Material supplied:
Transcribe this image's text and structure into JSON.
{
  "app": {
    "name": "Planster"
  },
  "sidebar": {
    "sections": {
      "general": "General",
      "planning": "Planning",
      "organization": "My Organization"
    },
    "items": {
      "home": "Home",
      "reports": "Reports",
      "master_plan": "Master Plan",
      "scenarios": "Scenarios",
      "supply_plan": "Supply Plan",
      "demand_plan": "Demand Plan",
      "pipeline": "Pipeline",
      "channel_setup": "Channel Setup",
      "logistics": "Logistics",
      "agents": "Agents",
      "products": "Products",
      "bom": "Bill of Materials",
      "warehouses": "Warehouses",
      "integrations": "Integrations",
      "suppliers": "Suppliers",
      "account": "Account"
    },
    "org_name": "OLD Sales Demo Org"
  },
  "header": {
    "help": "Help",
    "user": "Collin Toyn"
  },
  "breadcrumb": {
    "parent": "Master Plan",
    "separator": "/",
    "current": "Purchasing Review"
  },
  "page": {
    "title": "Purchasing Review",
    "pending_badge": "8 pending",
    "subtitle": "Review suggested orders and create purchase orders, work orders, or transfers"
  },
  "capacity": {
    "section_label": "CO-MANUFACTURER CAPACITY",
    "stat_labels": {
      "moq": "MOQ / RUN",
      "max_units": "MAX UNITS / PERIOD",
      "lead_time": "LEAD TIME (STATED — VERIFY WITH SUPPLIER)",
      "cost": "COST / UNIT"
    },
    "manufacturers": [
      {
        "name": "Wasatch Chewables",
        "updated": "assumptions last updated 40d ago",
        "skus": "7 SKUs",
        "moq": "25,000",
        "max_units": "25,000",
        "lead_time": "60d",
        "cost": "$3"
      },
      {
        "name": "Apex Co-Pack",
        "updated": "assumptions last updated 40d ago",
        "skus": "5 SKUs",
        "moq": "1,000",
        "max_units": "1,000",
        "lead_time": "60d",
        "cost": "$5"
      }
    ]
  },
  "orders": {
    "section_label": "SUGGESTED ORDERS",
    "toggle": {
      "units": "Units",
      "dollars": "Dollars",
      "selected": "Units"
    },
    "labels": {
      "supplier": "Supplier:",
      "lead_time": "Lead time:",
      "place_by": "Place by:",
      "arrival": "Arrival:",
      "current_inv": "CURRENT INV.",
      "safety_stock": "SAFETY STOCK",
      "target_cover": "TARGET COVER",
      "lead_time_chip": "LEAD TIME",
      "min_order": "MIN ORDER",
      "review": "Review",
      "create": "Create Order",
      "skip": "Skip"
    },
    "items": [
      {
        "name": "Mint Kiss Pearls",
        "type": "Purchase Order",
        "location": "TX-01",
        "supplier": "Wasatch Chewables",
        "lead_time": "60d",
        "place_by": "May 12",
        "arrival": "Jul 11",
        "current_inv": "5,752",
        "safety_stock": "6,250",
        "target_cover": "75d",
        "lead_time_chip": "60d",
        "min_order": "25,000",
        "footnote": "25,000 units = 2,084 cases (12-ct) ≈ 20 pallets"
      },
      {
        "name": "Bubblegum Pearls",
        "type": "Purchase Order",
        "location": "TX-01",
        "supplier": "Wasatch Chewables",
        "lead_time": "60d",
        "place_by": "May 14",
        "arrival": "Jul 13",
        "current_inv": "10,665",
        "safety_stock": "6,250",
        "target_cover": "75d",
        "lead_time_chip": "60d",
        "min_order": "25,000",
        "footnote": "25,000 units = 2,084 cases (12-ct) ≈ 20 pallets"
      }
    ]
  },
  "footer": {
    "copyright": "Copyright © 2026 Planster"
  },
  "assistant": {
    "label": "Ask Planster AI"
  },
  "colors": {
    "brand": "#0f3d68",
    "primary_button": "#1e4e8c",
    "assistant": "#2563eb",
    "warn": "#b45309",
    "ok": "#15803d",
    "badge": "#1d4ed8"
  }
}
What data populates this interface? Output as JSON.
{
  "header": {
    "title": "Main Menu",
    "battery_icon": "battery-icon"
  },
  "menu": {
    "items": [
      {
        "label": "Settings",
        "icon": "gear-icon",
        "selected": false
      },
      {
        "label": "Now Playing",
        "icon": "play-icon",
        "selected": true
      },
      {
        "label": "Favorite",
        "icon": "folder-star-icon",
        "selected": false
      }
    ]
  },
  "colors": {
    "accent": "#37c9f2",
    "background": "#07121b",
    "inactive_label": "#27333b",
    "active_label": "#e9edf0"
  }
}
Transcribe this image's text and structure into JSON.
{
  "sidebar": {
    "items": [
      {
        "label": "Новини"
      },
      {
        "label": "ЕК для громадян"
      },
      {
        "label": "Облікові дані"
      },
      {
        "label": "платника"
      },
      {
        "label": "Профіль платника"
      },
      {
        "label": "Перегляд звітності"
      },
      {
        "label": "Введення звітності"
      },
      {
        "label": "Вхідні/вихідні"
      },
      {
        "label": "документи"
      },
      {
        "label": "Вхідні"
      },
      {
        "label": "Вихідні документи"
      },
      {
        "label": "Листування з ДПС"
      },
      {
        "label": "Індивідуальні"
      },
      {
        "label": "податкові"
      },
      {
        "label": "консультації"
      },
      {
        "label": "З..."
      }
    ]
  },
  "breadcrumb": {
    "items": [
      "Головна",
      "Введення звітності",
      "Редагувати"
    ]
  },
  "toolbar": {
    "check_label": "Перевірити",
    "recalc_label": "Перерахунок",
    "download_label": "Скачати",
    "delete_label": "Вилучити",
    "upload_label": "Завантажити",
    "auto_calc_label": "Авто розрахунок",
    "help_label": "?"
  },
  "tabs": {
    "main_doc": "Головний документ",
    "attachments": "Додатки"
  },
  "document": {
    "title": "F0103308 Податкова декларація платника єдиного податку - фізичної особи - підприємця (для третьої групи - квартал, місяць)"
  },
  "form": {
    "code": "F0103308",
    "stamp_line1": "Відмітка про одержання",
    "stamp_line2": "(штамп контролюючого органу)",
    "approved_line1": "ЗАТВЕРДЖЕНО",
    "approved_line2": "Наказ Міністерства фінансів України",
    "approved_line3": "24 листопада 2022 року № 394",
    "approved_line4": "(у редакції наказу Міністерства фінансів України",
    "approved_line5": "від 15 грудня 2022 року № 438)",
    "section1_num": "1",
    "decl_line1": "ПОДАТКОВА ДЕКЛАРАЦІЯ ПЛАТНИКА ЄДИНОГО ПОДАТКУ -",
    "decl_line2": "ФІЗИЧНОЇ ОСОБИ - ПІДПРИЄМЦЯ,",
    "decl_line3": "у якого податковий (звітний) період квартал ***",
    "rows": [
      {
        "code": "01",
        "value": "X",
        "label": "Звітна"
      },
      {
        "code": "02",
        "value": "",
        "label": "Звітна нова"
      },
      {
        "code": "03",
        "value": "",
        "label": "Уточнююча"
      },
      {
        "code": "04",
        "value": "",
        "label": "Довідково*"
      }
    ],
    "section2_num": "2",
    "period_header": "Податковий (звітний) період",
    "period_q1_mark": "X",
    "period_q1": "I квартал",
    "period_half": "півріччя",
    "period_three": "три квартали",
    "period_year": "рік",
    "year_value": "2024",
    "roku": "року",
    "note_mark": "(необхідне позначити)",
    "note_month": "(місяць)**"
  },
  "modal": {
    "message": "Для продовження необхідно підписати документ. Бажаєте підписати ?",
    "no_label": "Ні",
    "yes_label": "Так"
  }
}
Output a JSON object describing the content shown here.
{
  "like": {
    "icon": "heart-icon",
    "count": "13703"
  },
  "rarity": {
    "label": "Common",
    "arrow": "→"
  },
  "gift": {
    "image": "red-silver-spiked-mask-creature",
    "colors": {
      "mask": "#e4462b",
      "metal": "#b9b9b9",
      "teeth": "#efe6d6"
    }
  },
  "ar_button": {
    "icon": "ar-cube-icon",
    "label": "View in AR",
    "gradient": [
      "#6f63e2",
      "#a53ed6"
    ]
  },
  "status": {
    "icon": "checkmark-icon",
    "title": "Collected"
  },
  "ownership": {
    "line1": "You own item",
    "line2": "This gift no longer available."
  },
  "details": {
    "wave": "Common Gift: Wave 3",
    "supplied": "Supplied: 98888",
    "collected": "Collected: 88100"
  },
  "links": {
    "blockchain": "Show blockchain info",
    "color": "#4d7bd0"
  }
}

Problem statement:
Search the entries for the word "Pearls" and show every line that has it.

Result:
        "name": "Mint Kiss Pearls",
        "name": "Bubblegum Pearls",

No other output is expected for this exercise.